posted on Tuesday, June 20, 2017
By John Sawyer, NACHC
Senate leaders, led by Majority Leader Mitch McConnell (R-KY),
have set an ambitious timeline for consideration of that chamber's
version of health care legislation, after the House passed its
version on May 4th. On June 30th, Congress leaves for a
week-long recess and the July 4th holiday, and Leader McConnell's
goal is to pass a bill before that break. Water cooler conversation
around D.C. health policy circles is nearly all focused on whether
they can meet that mark.
With tight deadlines in place and a very tight margin for error
(the GOP majority can only afford to lose two of its members,
should all Democrats vote no) Senate leaders have been playing a
game of three-dimensional chess to fashion a bill that can pass the
chamber. While the process has proceeded largely out of public view
(something for which leaders have been criticized), a broad sense
of the direction and the major sticking points is starting to
emerge. Based on what we're hearing, the following issues are still
- Medicaid. Much more so than in the
House, Senators have waded deep into the weeds of Medicaid reforms.
Senators representing states which expanded Medicaid under the ACA
have expressed concern about the House's rollback of the expansion,
though by and large appear to be advocating for a slower "phase
out" of the expansion funds, rather than for keeping it altogether.
Discussions have ranged from a three-year to a seven-year so-called
"glide path" for lowering federal funding for the expansion. More
conservative Senators are arguing that the growth rate in the
Medicaid "per-capita cap" included in the House bill was too
generous, and that more money could be saved by lowering that rate.
Debates are ongoing about if any additional areas should be "carved
out" from states' calculations of the cap, as well as how the "base
year" (or the starting point for cap calculations) should be
- Tax Credits.

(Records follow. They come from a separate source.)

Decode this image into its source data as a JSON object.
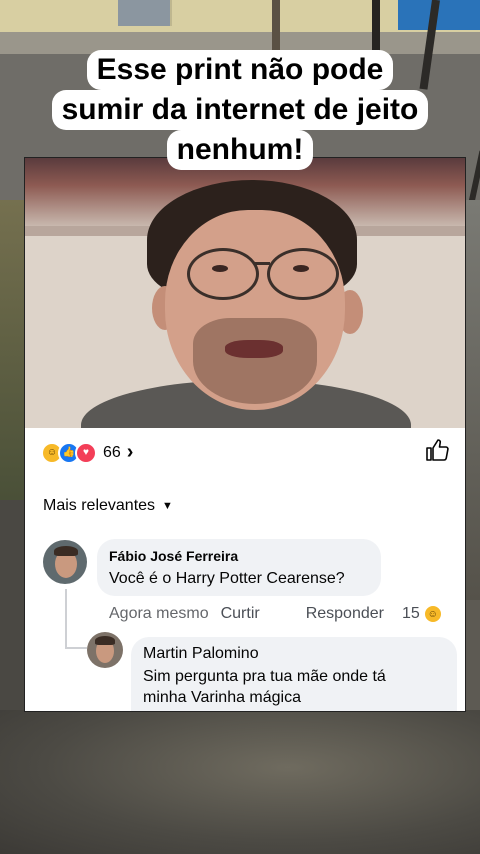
{
  "caption": {
    "lines": [
      "Esse print não pode",
      "sumir da internet de jeito",
      "nenhum!"
    ]
  },
  "post": {
    "reaction_count": "66",
    "sort_label": "Mais relevantes"
  },
  "comments": [
    {
      "author": "Fábio José Ferreira",
      "text": "Você é o Harry Potter Cearense?",
      "time": "Agora mesmo",
      "like_action": "Curtir",
      "reply_action": "Responder",
      "reaction_count": "15"
    }
  ],
  "reply": {
    "author": "Martin Palomino",
    "text_line1": "Sim pergunta pra tua mãe onde tá",
    "text_line2": "minha Varinha mágica"
  },
  "colors": {
    "fb_blue": "#1877f2",
    "bubble": "#f0f2f5",
    "meta_gray": "#65676b"
  },
  "icons": [
    "haha-reaction-icon",
    "like-reaction-icon",
    "love-reaction-icon",
    "chevron-right-icon",
    "thumbs-up-icon",
    "chevron-down-icon",
    "avatar-icon"
  ]
}
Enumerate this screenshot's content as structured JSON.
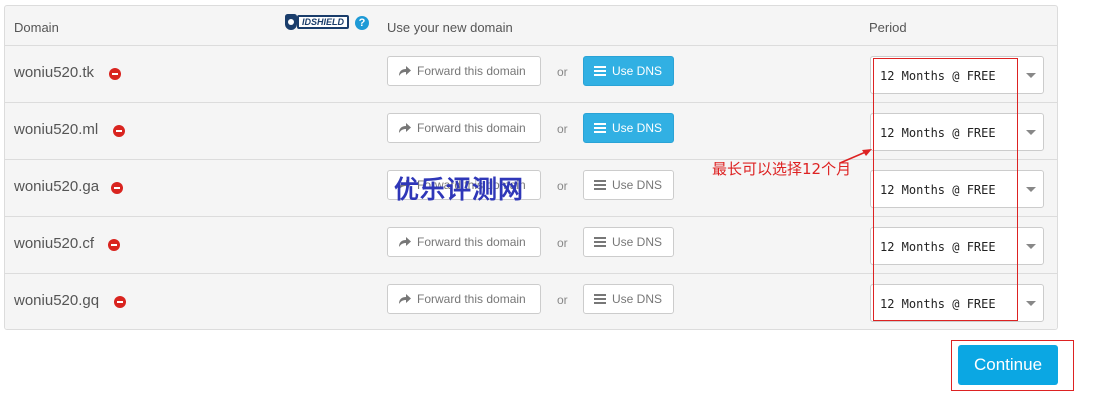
{
  "table": {
    "headers": {
      "domain": "Domain",
      "use_domain": "Use your new domain",
      "period": "Period"
    },
    "idshield_label": "IDSHIELD",
    "help_icon_glyph": "?",
    "rows": [
      {
        "domain": "woniu520.tk",
        "forward_label": "Forward this domain",
        "or_label": "or",
        "dns_label": "Use DNS",
        "dns_active": true,
        "period": "12 Months @ FREE"
      },
      {
        "domain": "woniu520.ml",
        "forward_label": "Forward this domain",
        "or_label": "or",
        "dns_label": "Use DNS",
        "dns_active": true,
        "period": "12 Months @ FREE"
      },
      {
        "domain": "woniu520.ga",
        "forward_label": "Forward this domain",
        "or_label": "or",
        "dns_label": "Use DNS",
        "dns_active": false,
        "period": "12 Months @ FREE"
      },
      {
        "domain": "woniu520.cf",
        "forward_label": "Forward this domain",
        "or_label": "or",
        "dns_label": "Use DNS",
        "dns_active": false,
        "period": "12 Months @ FREE"
      },
      {
        "domain": "woniu520.gq",
        "forward_label": "Forward this domain",
        "or_label": "or",
        "dns_label": "Use DNS",
        "dns_active": false,
        "period": "12 Months @ FREE"
      }
    ]
  },
  "annotation": "最长可以选择12个月",
  "watermark": "优乐评测网",
  "continue_label": "Continue",
  "colors": {
    "accent": "#31b0e3",
    "continue": "#0ba7e3",
    "annotation": "#dd2222",
    "remove": "#d9241f"
  }
}
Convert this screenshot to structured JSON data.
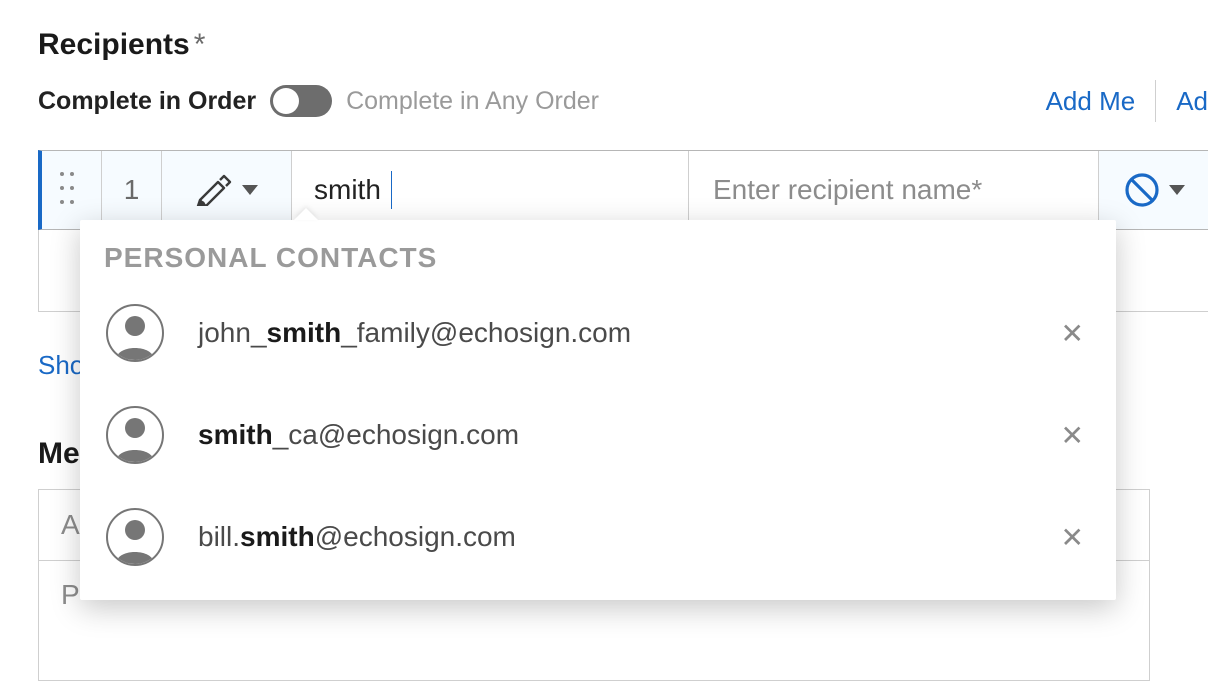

The House bill would
replace the ACA system of income-based subsidies for the purchase
of private insurance with a new tax credit system based instead on
a beneficiary's age. However, the
Congressional Budget Office analysis of the House bill
found that it would be difficult for these tax credits to cover the
cost of care - the CBO estimates the credits would
be particularly insufficient for low-income, rural, elderly
patients. Multiple Senators have focused their efforts on making
the tax credits more generous, especially for this particularly
vulnerable group of patients.
- Taxes. Both categories of changes
outlined above, for the most part, are costly to change, especially
if Senate leaders aim to appease more moderate members by making
the bill more generous. Because Senate rules dictate that the
Senate's bill cannot spend more (or in this case, save less) than
the House bill, Senators will need to find a way to pay for these
changes. The main avenue discussed has been to change the House
provisions when it comes to repealing taxes instituted by the ACA.
Some of these tax cuts could come out of the bill altogether, and
some could be "pushed out" to take effect further into the future.
However, conservative Senators (and now
some House members too) are weighing in with concerns
about anything less than full repeal of the ACA taxes.
- Insurance Regulations. After collapsing
in March due to a lack of support, the effort to pass the House
health care bill was revived by several amendments. One of these,
MacArthur amendment, allowed states to waive certain consumer
protections put in place by the ACA, including the prohibition on
plans charging sick patients more, and the "essential health
benefits" plans are required to cover. Questions remain over
whether the MacArthur amendment would be permissible under Senate
procedural rules, which require that all provisions of the bill be
budget-related, not policy-related.
These are by no means the only issues on the table, but
represent some of the big categories shaping the tightrope Senate
leaders must walk to pass a bill. NACHC has
expressed our concern with several aspects of the
House-passed legislation, in particular those provisions related to
Medicaid, and the effect these changes would have on health centers
and those we serve. Working in tandem with state and regional
primary care associations, health centers, and other national
partners, we continue to engage with all parties in the Senate to
improve the legislation. You can take action too - click here to weigh in with your
Senators at this critical moment.